US Senate rejects proposals for increased use of renewable energy
The US Senate last week rejected a measure in proposed comprehensive energy legislation that would have required 20% of the country's power needs to be supplied using renewable energy by 2020.
The measure was part of the Senate’s answer to the Securing America’s Future Energy (SAFE) Act which was adopted by the House of Representatives last year. The renewables option was sponsored by Senator James Jeffords, one of the sponsors for last year’s BREEZE (Bipartisan Renewable, Efficient Energy with Zero Effluent) Act, which called for a five-year extension to credits for wind energy.
The current proposal was defeated by 70 votes to 29. The US lags behind many countries in its adoption of renewables, with just 2% of its energy coming from such sources.
A proposal for stricter fuel-efficiency standards for vehicles, which would have increased the mileage per gallon for light trucks was also rejected amid vociferous opposition from US petroleum interests and Republican Senators.
This particular proposal, which would have revoked the 1975 Corporate Average Fuel Economy (CAFE) program, fell amid claims that bigger, less fuel-efficient cars are safer.
Opponents of the renewables proposal included the power industry, which warned of sharp price increases if the measure was enacted. Some senators also warned of unfair economic advantages to states that had substantial wind and solar resources.

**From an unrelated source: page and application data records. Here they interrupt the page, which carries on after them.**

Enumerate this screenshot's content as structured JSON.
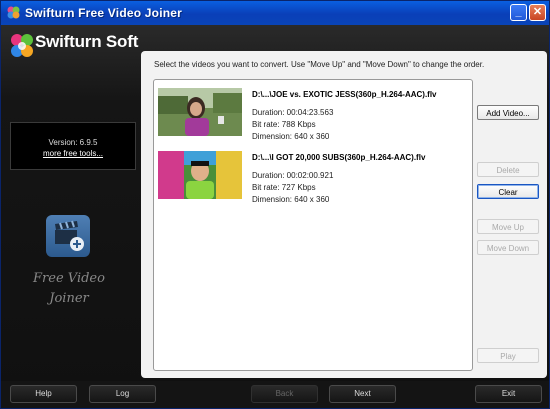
{
  "window": {
    "title": "Swifturn Free Video Joiner"
  },
  "sidebar": {
    "logo_text": "Swifturn Soft",
    "version": "Version: 6.9.5",
    "more_link": "more free tools...",
    "product_name_line1": "Free Video",
    "product_name_line2": "Joiner"
  },
  "main": {
    "instructions": "Select the videos you want to convert. Use \"Move Up\" and \"Move Down\" to change the order.",
    "videos": [
      {
        "file": "D:\\...\\JOE vs. EXOTIC JESS(360p_H.264-AAC).flv",
        "duration": "Duration: 00:04:23.563",
        "bitrate": "Bit rate: 788 Kbps",
        "dimension": "Dimension: 640 x 360"
      },
      {
        "file": "D:\\...\\I GOT 20,000 SUBS(360p_H.264-AAC).flv",
        "duration": "Duration: 00:02:00.921",
        "bitrate": "Bit rate: 727 Kbps",
        "dimension": "Dimension: 640 x 360"
      }
    ],
    "buttons": {
      "add_video": "Add Video...",
      "delete": "Delete",
      "clear": "Clear",
      "move_up": "Move Up",
      "move_down": "Move Down",
      "play": "Play"
    }
  },
  "bottom": {
    "help": "Help",
    "log": "Log",
    "back": "Back",
    "next": "Next",
    "exit": "Exit"
  },
  "colors": {
    "titlebar": "#0a4fd0",
    "accent_blue": "#1a56c2"
  }
}
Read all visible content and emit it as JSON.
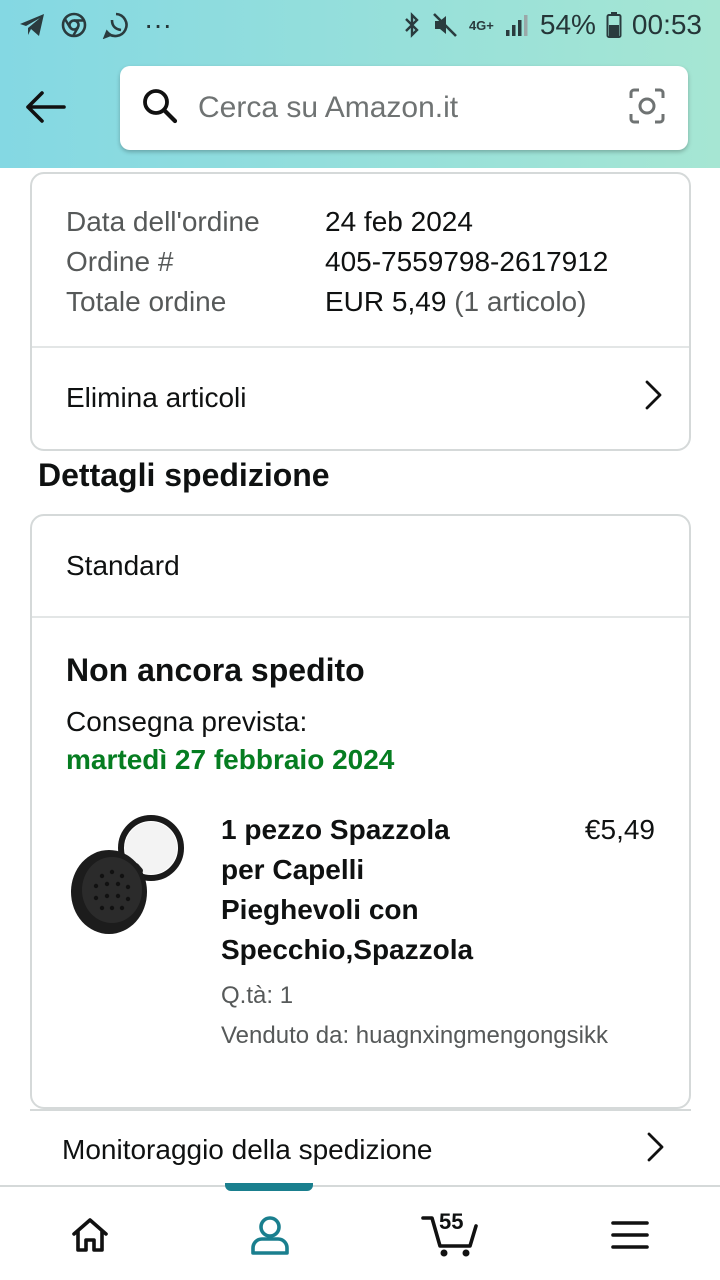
{
  "status_bar": {
    "battery_percent": "54%",
    "time": "00:53",
    "network": "4G+",
    "more_indicator": "···"
  },
  "header": {
    "search_placeholder": "Cerca su Amazon.it"
  },
  "order": {
    "rows": [
      {
        "key": "Data dell'ordine",
        "value": "24 feb 2024"
      },
      {
        "key": "Ordine #",
        "value": "405-7559798-2617912"
      },
      {
        "key": "Totale ordine",
        "value": "EUR 5,49",
        "extra": "(1 articolo)"
      }
    ],
    "delete_items_label": "Elimina articoli"
  },
  "shipping": {
    "section_title": "Dettagli spedizione",
    "method": "Standard",
    "status": "Non ancora spedito",
    "delivery_label": "Consegna prevista:",
    "delivery_date": "martedì 27 febbraio 2024",
    "item": {
      "title": "1 pezzo Spazzola per Capelli Pieghevoli con Specchio,Spazzola",
      "price": "€5,49",
      "quantity": "Q.tà: 1",
      "seller": "Venduto da: huagnxingmengongsikk"
    },
    "tracking_label": "Monitoraggio della spedizione"
  },
  "bottom_nav": {
    "items": [
      "home-icon",
      "account-icon",
      "cart-icon",
      "menu-icon"
    ],
    "active": "account-icon",
    "cart_count": "55",
    "accent_color": "#1a7f8e"
  },
  "colors": {
    "header_gradient_start": "#84d8e3",
    "header_gradient_end": "#a6e6d3",
    "delivery_green": "#067d21"
  }
}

“It is unconscionable to continue to shackle ourselves to fuels that dirty our air and water and compromise our national security,” said Senator Jeffords in his address to the Senate.
Green groups remain optimistic that the Senate will adopt a more modest proposal during the debate on the bill, which is scheduled to last for most of March. This would see a 10% renewables option taken up. Democrats in the
Senate see this as a safer option as it mirrors a 10% renewables target in
Texas, adopted by President Bush when he was governor. California already has legislation that will see its proportion of energy produced from renewables increased to 20% by 2010.
The final vote on the bill may be delayed until April by Democrat threats of protests over the President’s proposal to open the Arctic National Wildlife
Refuge to oil and gas exploration. Observers are predicting that this may make the Senate bill difficult to reconcile with the SAFE Act passed by the